Image and data processing

The static images presented in the figures were extracted from image stacks that contained 80 electron-counted images acquired at an exposure of 0.025 s per image. First, the individual images in the stack were drift-corrected and summed to a cumulative exposure of 1 s (40 frames) using the GMS software. Then, the summed images were processed using a median filter with a structuring element of 3 pixels × 3 pixels in size to reduce their salt-and-pepper noise.

The drift-corrected movies were averaged by five and compressed using a XVID codec to reduce them to a size suitable for uploading.

The profiles in mass spectrometry results shown in the figures and supplementary figures had been processed using a 5-point average.

Calculations of equilibrium shapes for NPs
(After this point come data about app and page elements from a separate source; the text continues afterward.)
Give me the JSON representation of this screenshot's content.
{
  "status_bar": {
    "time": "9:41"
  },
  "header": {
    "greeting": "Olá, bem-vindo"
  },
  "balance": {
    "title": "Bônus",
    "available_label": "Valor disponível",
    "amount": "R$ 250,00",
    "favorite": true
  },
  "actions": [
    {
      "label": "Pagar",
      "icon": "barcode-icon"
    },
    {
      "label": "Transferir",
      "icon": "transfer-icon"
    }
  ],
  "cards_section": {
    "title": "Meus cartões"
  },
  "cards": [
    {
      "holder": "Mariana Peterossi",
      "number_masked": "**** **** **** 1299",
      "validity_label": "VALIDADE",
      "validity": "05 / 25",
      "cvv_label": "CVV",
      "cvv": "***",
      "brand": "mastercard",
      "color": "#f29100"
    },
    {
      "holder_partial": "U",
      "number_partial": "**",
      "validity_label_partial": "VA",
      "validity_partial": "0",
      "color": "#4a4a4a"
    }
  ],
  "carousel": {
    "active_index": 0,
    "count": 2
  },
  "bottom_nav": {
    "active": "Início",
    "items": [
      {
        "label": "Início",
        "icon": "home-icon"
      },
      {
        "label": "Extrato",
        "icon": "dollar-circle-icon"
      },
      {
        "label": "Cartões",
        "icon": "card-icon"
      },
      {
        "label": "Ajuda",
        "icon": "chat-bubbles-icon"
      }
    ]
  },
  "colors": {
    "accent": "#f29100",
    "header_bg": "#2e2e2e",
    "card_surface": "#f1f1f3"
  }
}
The models of metal NPs in a CO/O2 atmosphere were built via a Wulff construction55. In this scheme, the shape of a crystal at equilibrium is given by the enveloped planes, each drawn at a distance from the origin proportional to the surface tension, \(\gamma _{hkl}\), of the given plane. Here, the relevant quantity is the interface tension energy, \(\gamma _{hkl}^{\rm{int}}\), which results from correcting the surface tension due to the interaction of a metal surface with a specific gas (or liquid).

$$\gamma _{hkl}^{{\mathop{\rm{int}}} } = \gamma _{hkl} + \frac{{\theta _{{\mathrm{CO}}}E_{{\mathrm{ads}}}({\mathrm{CO}}) + \theta _{\mathrm{O}}E_{{\mathrm{ads}}}({\mathrm{O}})}}{{A_{{\mathrm{at}}}}},$$

where θi is the surface coverage of the adsorbate i, CO or O. Eads and Aat are the coverage-dependent energy of adsorption and the area per surface atom of the (hkl) facet, respectively. In this work, we carried out DFT calculations using the BEEF-vdW functional to determine the adsorption energies of CO and O2 on the various Pd and Pt facets. The calculation of adsorption–adsorption interactions, as reported previously36,37,38, allows the computation of coverage dependent Eads values. θi are calculated according to the Fowler−Guggenheim adsorption isotherm model, a modification of the Langmuir isotherm to account for adsorbate–adsorbate lateral interactions, see Supplementary Note36,37.